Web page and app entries
Segment Open
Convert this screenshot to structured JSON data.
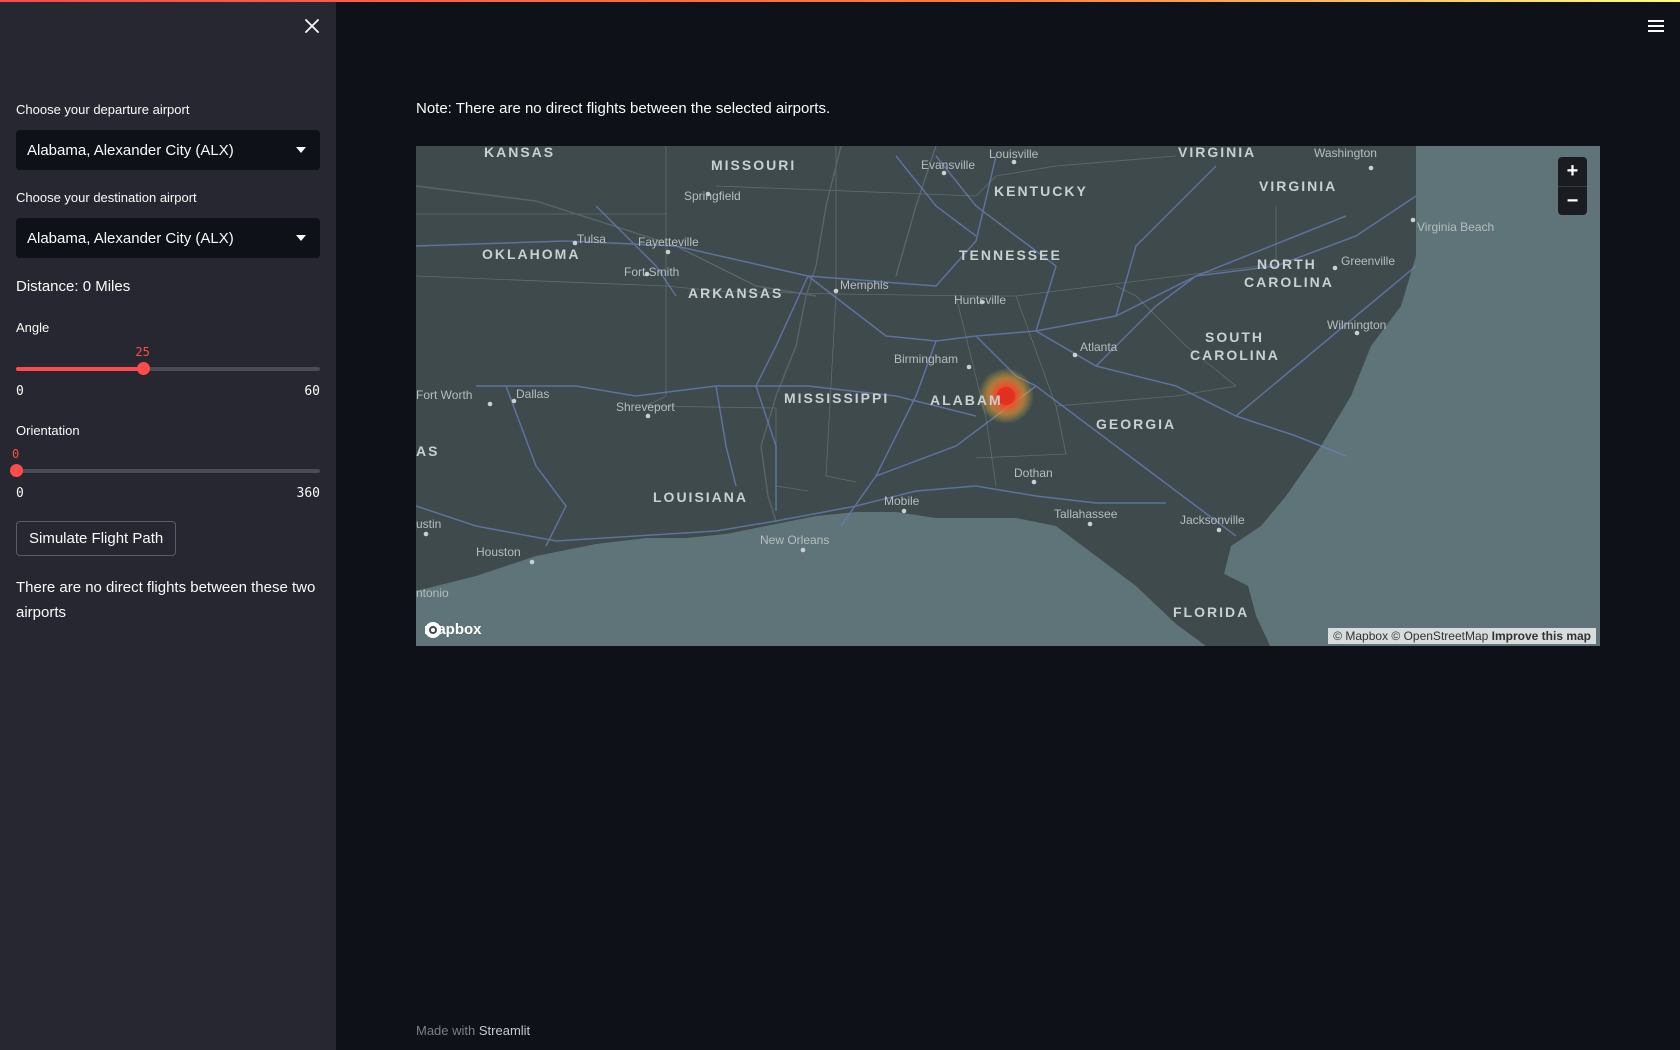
{
  "sidebar": {
    "departure_label": "Choose your departure airport",
    "departure_value": "Alabama, Alexander City (ALX)",
    "destination_label": "Choose your destination airport",
    "destination_value": "Alabama, Alexander City (ALX)",
    "distance_text": "Distance: 0 Miles",
    "angle": {
      "label": "Angle",
      "value": 25,
      "value_text": "25",
      "min": "0",
      "max": "60"
    },
    "orientation": {
      "label": "Orientation",
      "value": 0,
      "value_text": "0",
      "min": "0",
      "max": "360"
    },
    "simulate_button": "Simulate Flight Path",
    "message": "There are no direct flights between these two airports"
  },
  "main": {
    "note": "Note: There are no direct flights between the selected airports."
  },
  "map": {
    "states": [
      "KANSAS",
      "MISSOURI",
      "KENTUCKY",
      "VIRGINIA",
      "VIRGINIA",
      "OKLAHOMA",
      "TENNESSEE",
      "NORTH",
      "CAROLINA",
      "ARKANSAS",
      "SOUTH",
      "CAROLINA",
      "MISSISSIPPI",
      "ALABAM",
      "GEORGIA",
      "LOUISIANA",
      "FLORIDA",
      "AS"
    ],
    "cities": [
      "Louisville",
      "Evansville",
      "Washington",
      "Springfield",
      "Virginia Beach",
      "Tulsa",
      "Fayetteville",
      "Greenville",
      "Memphis",
      "Fort Smith",
      "Huntsville",
      "Wilmington",
      "Atlanta",
      "Birmingham",
      "Fort Worth",
      "Dallas",
      "Shreveport",
      "Dothan",
      "Mobile",
      "Tallahassee",
      "Jacksonville",
      "New Orleans",
      "Houston",
      "ustin",
      "ntonio"
    ],
    "zoom_in": "+",
    "zoom_out": "−",
    "logo": "mapbox",
    "attribution": "© Mapbox © OpenStreetMap",
    "improve": "Improve this map"
  },
  "footer": {
    "prefix": "Made with",
    "brand": "Streamlit"
  },
  "colors": {
    "accent": "#ff4b4b",
    "sidebar_bg": "#262730",
    "main_bg": "#0e1117",
    "water": "#5f7478"
  }
}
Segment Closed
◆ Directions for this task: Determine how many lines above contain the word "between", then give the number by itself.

◆ Result: 2